TASK DETAILS — Print the records below exactly. Omit every picture.
== == ==
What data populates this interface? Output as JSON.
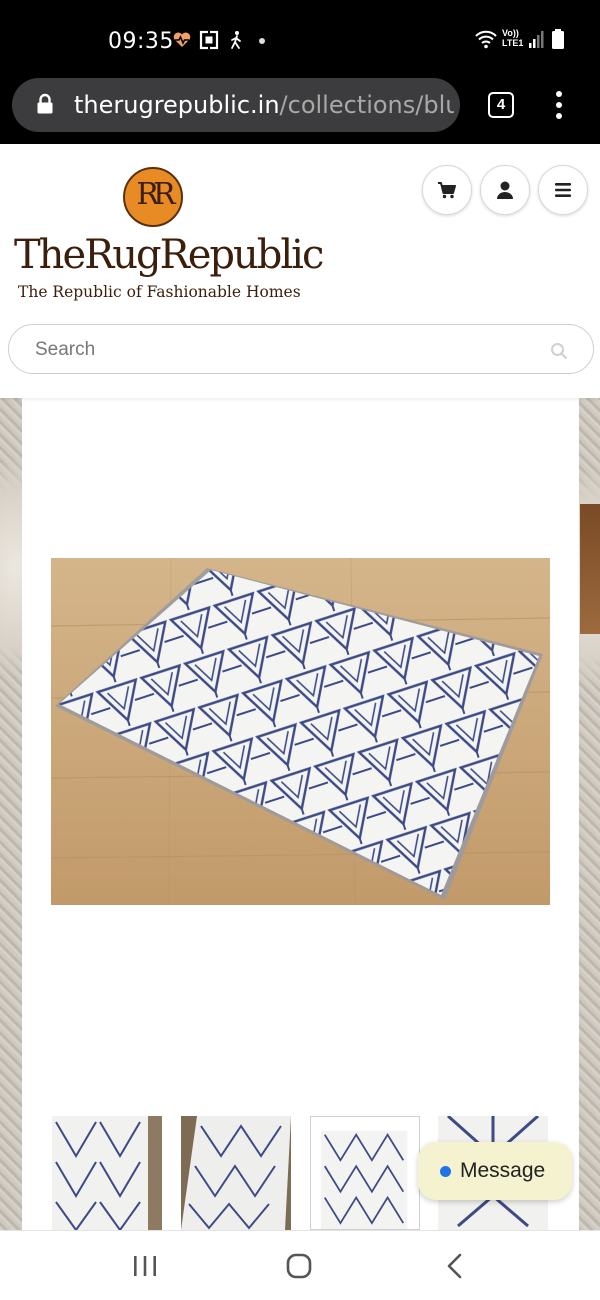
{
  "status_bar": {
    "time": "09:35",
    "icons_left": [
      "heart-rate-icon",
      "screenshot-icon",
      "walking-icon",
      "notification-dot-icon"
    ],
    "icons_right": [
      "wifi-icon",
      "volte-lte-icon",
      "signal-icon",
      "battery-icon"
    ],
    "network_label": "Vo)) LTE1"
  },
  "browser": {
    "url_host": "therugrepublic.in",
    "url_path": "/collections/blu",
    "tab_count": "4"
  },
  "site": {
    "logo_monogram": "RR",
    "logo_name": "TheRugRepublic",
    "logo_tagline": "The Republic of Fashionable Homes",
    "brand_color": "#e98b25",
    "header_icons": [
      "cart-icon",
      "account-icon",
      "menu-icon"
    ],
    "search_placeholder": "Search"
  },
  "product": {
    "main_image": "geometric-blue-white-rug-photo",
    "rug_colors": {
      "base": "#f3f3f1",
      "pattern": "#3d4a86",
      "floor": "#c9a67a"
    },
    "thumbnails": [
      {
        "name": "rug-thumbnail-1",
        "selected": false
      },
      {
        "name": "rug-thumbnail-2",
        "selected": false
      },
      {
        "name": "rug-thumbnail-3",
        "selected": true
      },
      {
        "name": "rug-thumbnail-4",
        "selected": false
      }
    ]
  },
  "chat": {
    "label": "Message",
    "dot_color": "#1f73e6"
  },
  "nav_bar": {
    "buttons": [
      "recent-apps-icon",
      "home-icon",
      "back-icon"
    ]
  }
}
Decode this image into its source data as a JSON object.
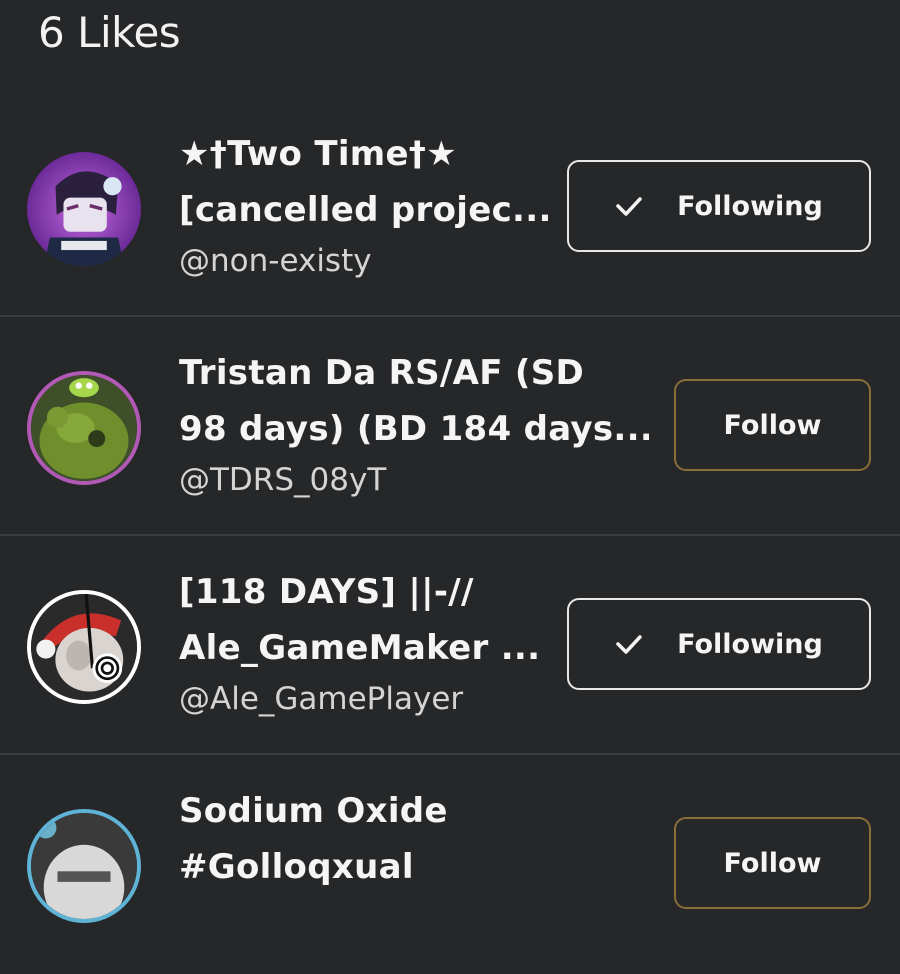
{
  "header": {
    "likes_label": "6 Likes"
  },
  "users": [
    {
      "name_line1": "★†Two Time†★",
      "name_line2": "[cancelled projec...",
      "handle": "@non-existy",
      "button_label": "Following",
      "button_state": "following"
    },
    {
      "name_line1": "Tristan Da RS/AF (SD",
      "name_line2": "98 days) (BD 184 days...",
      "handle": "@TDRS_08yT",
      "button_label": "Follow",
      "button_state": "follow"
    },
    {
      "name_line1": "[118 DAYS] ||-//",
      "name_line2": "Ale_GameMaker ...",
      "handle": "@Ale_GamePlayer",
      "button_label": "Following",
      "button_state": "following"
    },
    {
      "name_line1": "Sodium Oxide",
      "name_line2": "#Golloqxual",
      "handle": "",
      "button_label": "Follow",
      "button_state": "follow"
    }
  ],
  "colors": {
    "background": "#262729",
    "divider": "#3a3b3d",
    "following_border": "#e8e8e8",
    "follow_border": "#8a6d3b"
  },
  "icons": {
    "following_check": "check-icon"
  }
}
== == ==
OUTPUT —
What data populates this interface? Output as JSON.
{
  "status_bar": {
    "time": "09:35",
    "icons_left": [
      "heart-rate-icon",
      "screenshot-icon",
      "walking-icon",
      "notification-dot-icon"
    ],
    "icons_right": [
      "wifi-icon",
      "volte-lte-icon",
      "signal-icon",
      "battery-icon"
    ],
    "network_label": "Vo)) LTE1"
  },
  "browser": {
    "url_host": "therugrepublic.in",
    "url_path": "/collections/blu",
    "tab_count": "4"
  },
  "site": {
    "logo_monogram": "RR",
    "logo_name": "TheRugRepublic",
    "logo_tagline": "The Republic of Fashionable Homes",
    "brand_color": "#e98b25",
    "header_icons": [
      "cart-icon",
      "account-icon",
      "menu-icon"
    ],
    "search_placeholder": "Search"
  },
  "product": {
    "main_image": "geometric-blue-white-rug-photo",
    "rug_colors": {
      "base": "#f3f3f1",
      "pattern": "#3d4a86",
      "floor": "#c9a67a"
    },
    "thumbnails": [
      {
        "name": "rug-thumbnail-1",
        "selected": false
      },
      {
        "name": "rug-thumbnail-2",
        "selected": false
      },
      {
        "name": "rug-thumbnail-3",
        "selected": true
      },
      {
        "name": "rug-thumbnail-4",
        "selected": false
      }
    ]
  },
  "chat": {
    "label": "Message",
    "dot_color": "#1f73e6"
  },
  "nav_bar": {
    "buttons": [
      "recent-apps-icon",
      "home-icon",
      "back-icon"
    ]
  }
}
Decode this image into its source data as a JSON object.
{
  "header": {
    "likes_label": "6 Likes"
  },
  "users": [
    {
      "name_line1": "★†Two Time†★",
      "name_line2": "[cancelled projec...",
      "handle": "@non-existy",
      "button_label": "Following",
      "button_state": "following"
    },
    {
      "name_line1": "Tristan Da RS/AF (SD",
      "name_line2": "98 days) (BD 184 days...",
      "handle": "@TDRS_08yT",
      "button_label": "Follow",
      "button_state": "follow"
    },
    {
      "name_line1": "[118 DAYS] ||-//",
      "name_line2": "Ale_GameMaker ...",
      "handle": "@Ale_GamePlayer",
      "button_label": "Following",
      "button_state": "following"
    },
    {
      "name_line1": "Sodium Oxide",
      "name_line2": "#Golloqxual",
      "handle": "",
      "button_label": "Follow",
      "button_state": "follow"
    }
  ],
  "colors": {
    "background": "#262729",
    "divider": "#3a3b3d",
    "following_border": "#e8e8e8",
    "follow_border": "#8a6d3b"
  },
  "icons": {
    "following_check": "check-icon"
  }
}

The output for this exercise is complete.